Stored data
::::
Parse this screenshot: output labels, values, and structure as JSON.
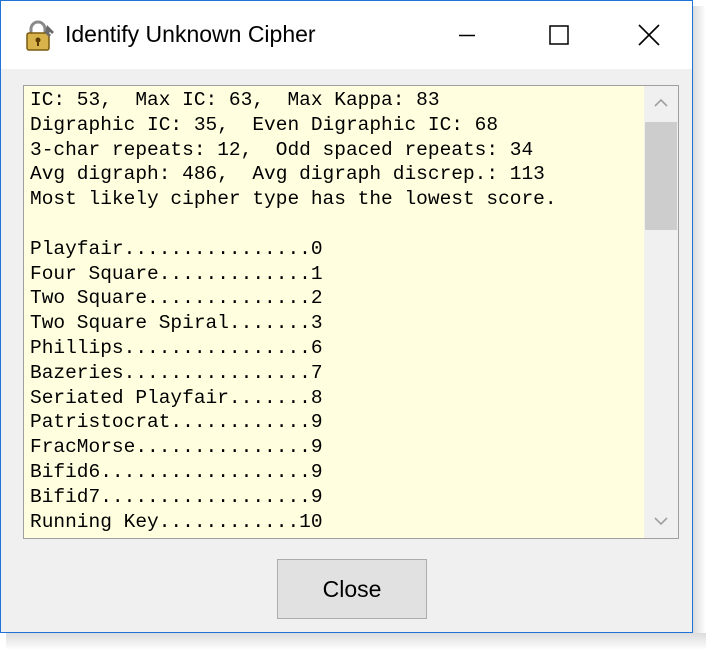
{
  "window": {
    "title": "Identify Unknown Cipher",
    "icon": "lock-key-icon"
  },
  "memo": {
    "lines": [
      "IC: 53,  Max IC: 63,  Max Kappa: 83",
      "Digraphic IC: 35,  Even Digraphic IC: 68",
      "3-char repeats: 12,  Odd spaced repeats: 34",
      "Avg digraph: 486,  Avg digraph discrep.: 113",
      "Most likely cipher type has the lowest score.",
      "",
      "Playfair................0",
      "Four Square.............1",
      "Two Square..............2",
      "Two Square Spiral.......3",
      "Phillips................6",
      "Bazeries................7",
      "Seriated Playfair.......8",
      "Patristocrat............9",
      "FracMorse...............9",
      "Bifid6..................9",
      "Bifid7..................9",
      "Running Key............10"
    ]
  },
  "buttons": {
    "close_label": "Close"
  }
}
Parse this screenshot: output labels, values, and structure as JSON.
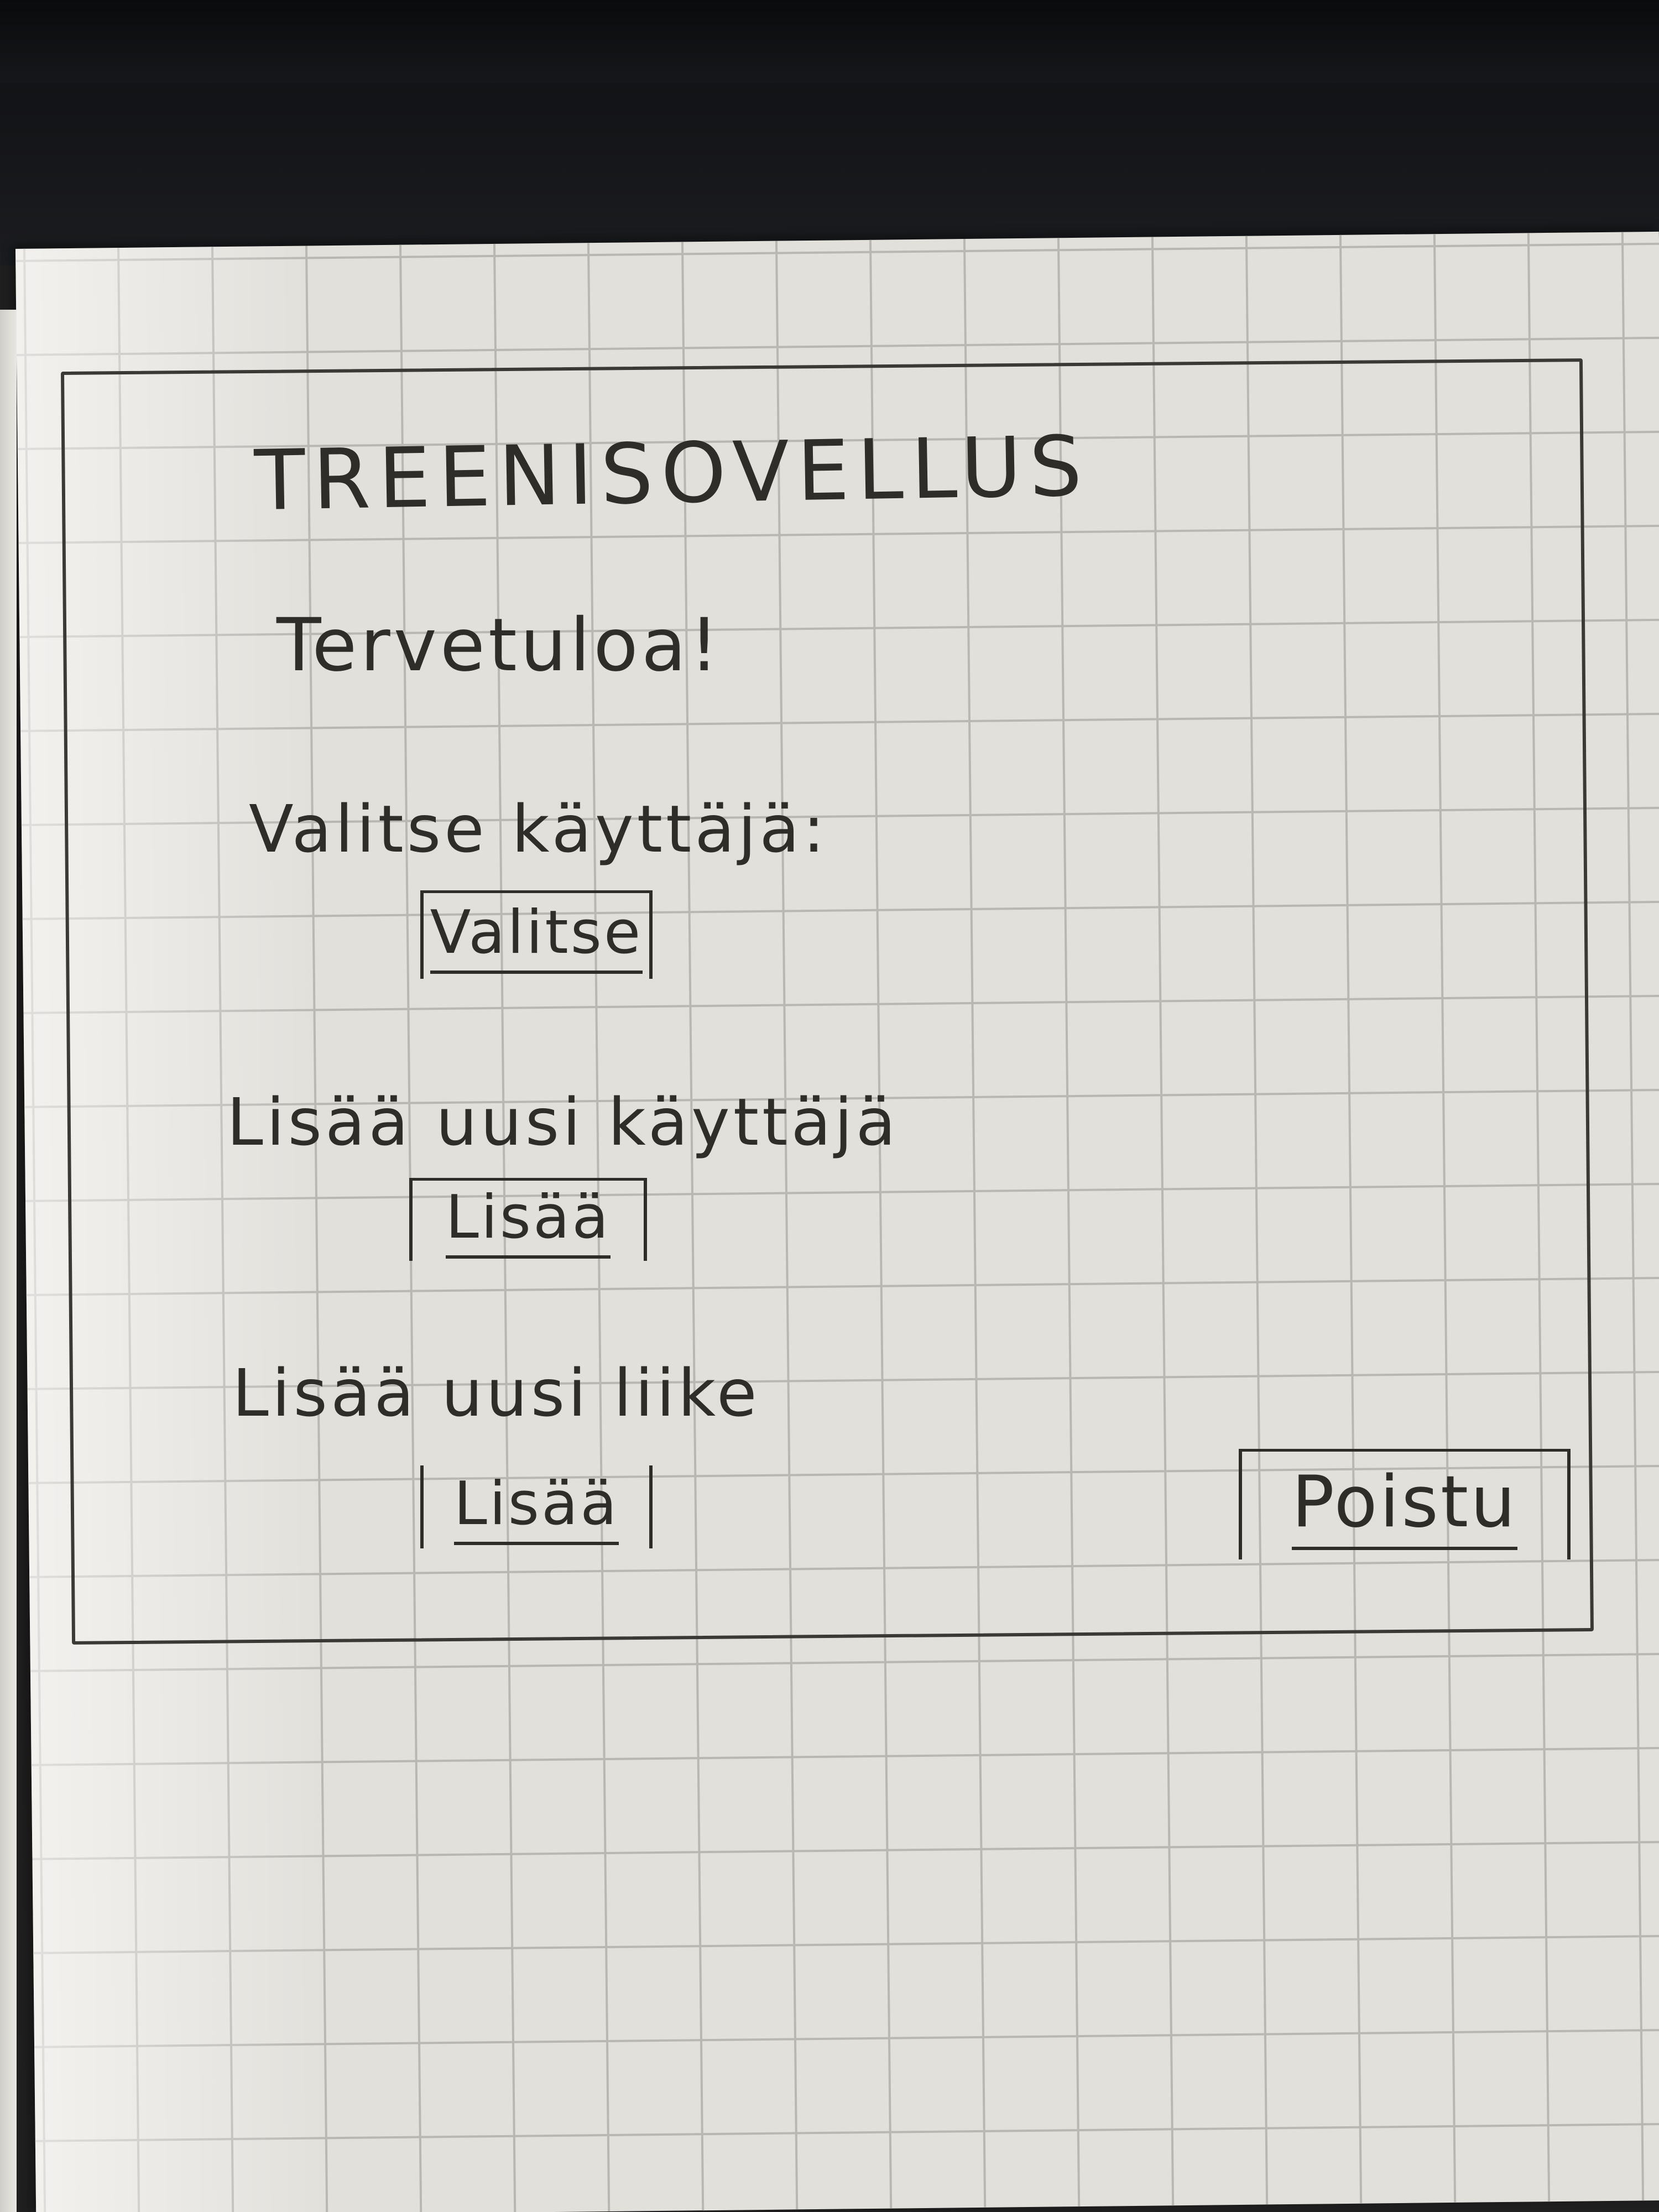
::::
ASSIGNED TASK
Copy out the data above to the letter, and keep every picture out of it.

EXERCISE RESULT
Parse this screenshot: output labels, values, and structure as JSON.
{
  "window": {
    "title": "Identify Unknown Cipher",
    "icon": "lock-key-icon"
  },
  "memo": {
    "lines": [
      "IC: 53,  Max IC: 63,  Max Kappa: 83",
      "Digraphic IC: 35,  Even Digraphic IC: 68",
      "3-char repeats: 12,  Odd spaced repeats: 34",
      "Avg digraph: 486,  Avg digraph discrep.: 113",
      "Most likely cipher type has the lowest score.",
      "",
      "Playfair................0",
      "Four Square.............1",
      "Two Square..............2",
      "Two Square Spiral.......3",
      "Phillips................6",
      "Bazeries................7",
      "Seriated Playfair.......8",
      "Patristocrat............9",
      "FracMorse...............9",
      "Bifid6..................9",
      "Bifid7..................9",
      "Running Key............10"
    ]
  },
  "buttons": {
    "close_label": "Close"
  }
}
Parse this screenshot: output labels, values, and structure as JSON.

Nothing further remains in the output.